▸ **DESCRIPTION OF THE TASK**
Could you give the entries again, exactly as written?

━━━━━━━━━━━━━━━━━━━━━━━━━━━━━━

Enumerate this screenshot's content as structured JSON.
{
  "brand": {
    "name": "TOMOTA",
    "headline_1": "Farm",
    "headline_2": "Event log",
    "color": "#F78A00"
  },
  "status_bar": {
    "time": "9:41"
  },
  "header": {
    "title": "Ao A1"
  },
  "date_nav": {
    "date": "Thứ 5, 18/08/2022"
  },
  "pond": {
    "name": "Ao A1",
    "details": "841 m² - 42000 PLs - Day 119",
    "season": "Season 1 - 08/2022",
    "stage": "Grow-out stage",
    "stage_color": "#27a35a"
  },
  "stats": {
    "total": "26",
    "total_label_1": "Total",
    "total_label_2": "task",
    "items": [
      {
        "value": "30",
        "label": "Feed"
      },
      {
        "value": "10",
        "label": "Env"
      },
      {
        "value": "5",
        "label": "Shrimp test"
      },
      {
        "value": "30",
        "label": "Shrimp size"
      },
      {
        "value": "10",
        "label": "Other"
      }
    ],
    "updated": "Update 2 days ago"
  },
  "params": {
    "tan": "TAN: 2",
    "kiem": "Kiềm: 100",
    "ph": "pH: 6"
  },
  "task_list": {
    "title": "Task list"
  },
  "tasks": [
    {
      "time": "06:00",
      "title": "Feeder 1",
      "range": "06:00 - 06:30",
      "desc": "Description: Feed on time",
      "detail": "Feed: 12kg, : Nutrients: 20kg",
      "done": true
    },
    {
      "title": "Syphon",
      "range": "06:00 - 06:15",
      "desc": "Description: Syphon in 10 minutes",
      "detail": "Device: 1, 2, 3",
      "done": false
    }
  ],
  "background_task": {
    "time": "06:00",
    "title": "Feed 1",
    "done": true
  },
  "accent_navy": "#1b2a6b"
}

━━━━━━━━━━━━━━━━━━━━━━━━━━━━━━

▸ **OUTPUT FOR THIS TASK**
Enumerate this screenshot's content as structured JSON.
{
  "brand": {
    "name": "TOMOTA",
    "headline_1": "Farm",
    "headline_2": "Event log",
    "color": "#F78A00"
  },
  "status_bar": {
    "time": "9:41"
  },
  "header": {
    "title": "Ao A1"
  },
  "date_nav": {
    "date": "Thứ 5, 18/08/2022"
  },
  "pond": {
    "name": "Ao A1",
    "details": "841 m² - 42000 PLs - Day 119",
    "season": "Season 1 - 08/2022",
    "stage": "Grow-out stage",
    "stage_color": "#27a35a"
  },
  "stats": {
    "total": "26",
    "total_label_1": "Total",
    "total_label_2": "task",
    "items": [
      {
        "value": "30",
        "label": "Feed"
      },
      {
        "value": "10",
        "label": "Env"
      },
      {
        "value": "5",
        "label": "Shrimp test"
      },
      {
        "value": "30",
        "label": "Shrimp size"
      },
      {
        "value": "10",
        "label": "Other"
      }
    ],
    "updated": "Update 2 days ago"
  },
  "params": {
    "tan": "TAN: 2",
    "kiem": "Kiềm: 100",
    "ph": "pH: 6"
  },
  "task_list": {
    "title": "Task list"
  },
  "tasks": [
    {
      "time": "06:00",
      "title": "Feeder 1",
      "range": "06:00 - 06:30",
      "desc": "Description: Feed on time",
      "detail": "Feed: 12kg, : Nutrients: 20kg",
      "done": true
    },
    {
      "title": "Syphon",
      "range": "06:00 - 06:15",
      "desc": "Description: Syphon in 10 minutes",
      "detail": "Device: 1, 2, 3",
      "done": false
    }
  ],
  "background_task": {
    "time": "06:00",
    "title": "Feed 1",
    "done": true
  },
  "accent_navy": "#1b2a6b"
}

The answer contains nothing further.